Four people were arrested on suspicion of promoting Islamist militancy on social media by Spanish police near Madrid yesterday, as part of an ongoing operation. The suspects allegedly targeted hundreds of individuals via instant messaging and other social media. [Reuters’ Paul Day]
The Frenchman alleged to have planned the November Paris attacks has been promoted to a senior position in Islamic State’s foreign intelligence branch, and is believed to be the first Western European ever to reach such a high rank within the terrorist organization, reports Michael Weiss. [The Daily Beast]
What’s in store for North Korea’s ruling party congress later this week? This remains a “well-kept secret,” writes Eric Talmadge, but likely themes are the nation’s progress in becoming a credible nuclear power and claims of economic advances despite tough global sanctions. There is no doubt that “Pyongyang wants the event to grab headlines around the world.” [AP]
Delegates from around the country have started to arrive in Pyongyang ahead of the congress, the first since 1980, which is expected to last for four or five days. [Reuters’ Jack Kim and Ju-min Park]

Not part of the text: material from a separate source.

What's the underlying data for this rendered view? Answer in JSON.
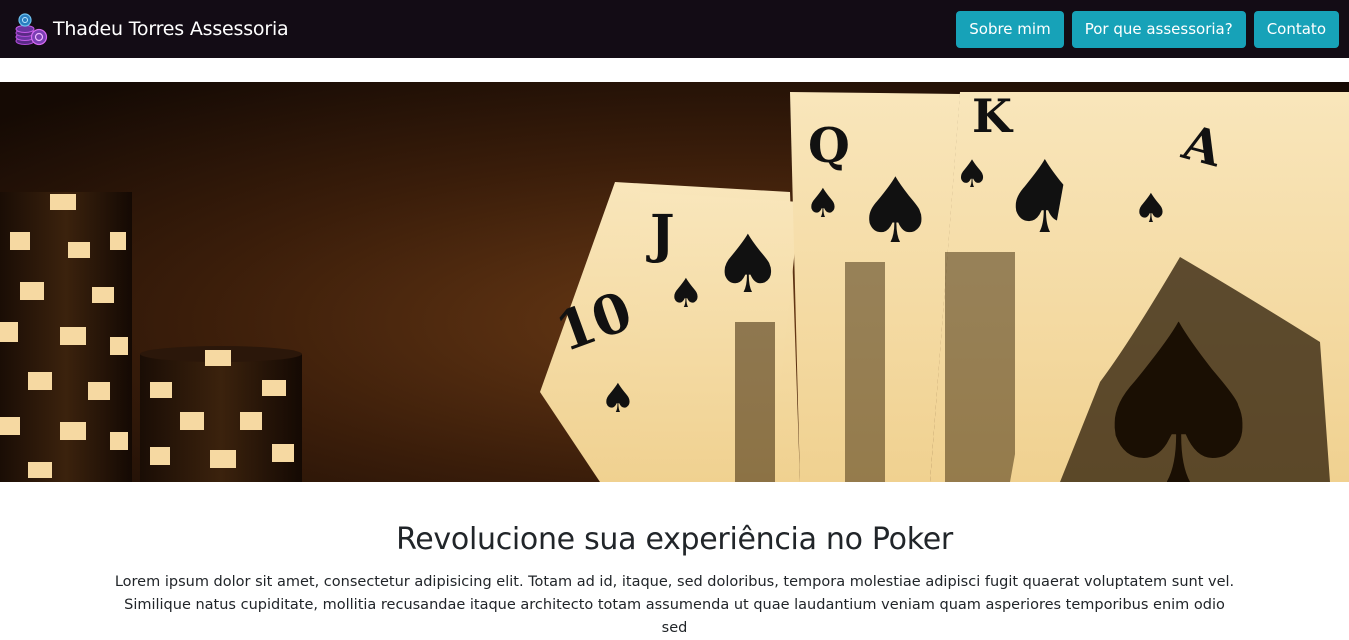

Sanctions alone are not enough to mitigate the threat of North Korea’s nuclear weapons program, suggests the New York Times editorial board. The US, China, South Korea, Japan and Russia need to find a way to restart open negotiations rather than back the “inexperienced and reckless” Kim Jong-un into a corner with sanctions, which may lead to even more dangerous responses.
An order prohibiting female guards from having physical contact with the five defendants accused of planning and aiding the 9/11 attacks is to be lifted by the presiding judge, but not for another six months. Army Col. James Pohl has said that the delay is in response to “inappropriate” and “disparaging” comments by Defense Secretary Ash Carter and Marine Corps Gen. Joseph Dunford, chairman of the joint chiefs of staff, during their appearance before Congress last October. [AP’s Ben Fox]
Afghan security forces have begun an attempt to break the Taliban’s hold on a highway running through Oruzgan Province, a “crucial” element of the insurgents’ increasing foothold in the area, Afghan officials said yesterday. [New York Times’ Taimoor Shah and Mujib Mashal]
Libya’s struggle is not between Islamists and secularists, argues Abdulrazag Elaradi, an “interpretive framework” he says is “tedious” and which conceals the true complexity of Libya’s situation involving a number of competing factions each of whom is comprised of Islamist, liberals and militia supporters. In reality, Elaradi says, the division is between “those who want Libya to move forward via the newly installed unity government” and those who wish to retain their own spheres of control. [New York Times]
UK Prime Minister David Cameron is expected to announce new anti-extremism measures soon, including powers to “ban organizations, close down premises and gag individuals.” The legislation will introduce measures announced as part of the government’s counter-extremism strategy. [The Guardian’s Anushka Asthana]
The utility of the NATO alliance is “self-evident,” writes NATO’s Supreme Allied Commander Europe and commander of the US European Command, Philip Breedlove, setting out the case for its position as “the most critical lynchpin supporting stability” in Europe. [Washington Post]